Data about app and page elements
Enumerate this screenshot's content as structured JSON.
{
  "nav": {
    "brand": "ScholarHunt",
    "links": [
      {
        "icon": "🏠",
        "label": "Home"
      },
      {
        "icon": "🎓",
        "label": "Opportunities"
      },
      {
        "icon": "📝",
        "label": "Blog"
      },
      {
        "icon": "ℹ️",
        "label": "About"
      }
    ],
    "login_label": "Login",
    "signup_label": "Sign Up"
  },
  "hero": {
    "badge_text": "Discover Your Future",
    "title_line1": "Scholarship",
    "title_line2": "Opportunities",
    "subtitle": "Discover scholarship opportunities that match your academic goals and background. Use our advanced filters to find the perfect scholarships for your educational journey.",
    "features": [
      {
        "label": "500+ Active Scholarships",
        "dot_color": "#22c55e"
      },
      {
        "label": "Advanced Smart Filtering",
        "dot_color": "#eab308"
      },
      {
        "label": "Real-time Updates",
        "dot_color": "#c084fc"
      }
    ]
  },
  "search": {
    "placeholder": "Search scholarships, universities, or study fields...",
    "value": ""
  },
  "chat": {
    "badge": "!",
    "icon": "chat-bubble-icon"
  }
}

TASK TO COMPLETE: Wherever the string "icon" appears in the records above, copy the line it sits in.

ANSWER SPACE:
        "icon": "🏠",
        "icon": "🎓",
        "icon": "📝",
        "icon": "ℹ️",
    "icon": "chat-bubble-icon"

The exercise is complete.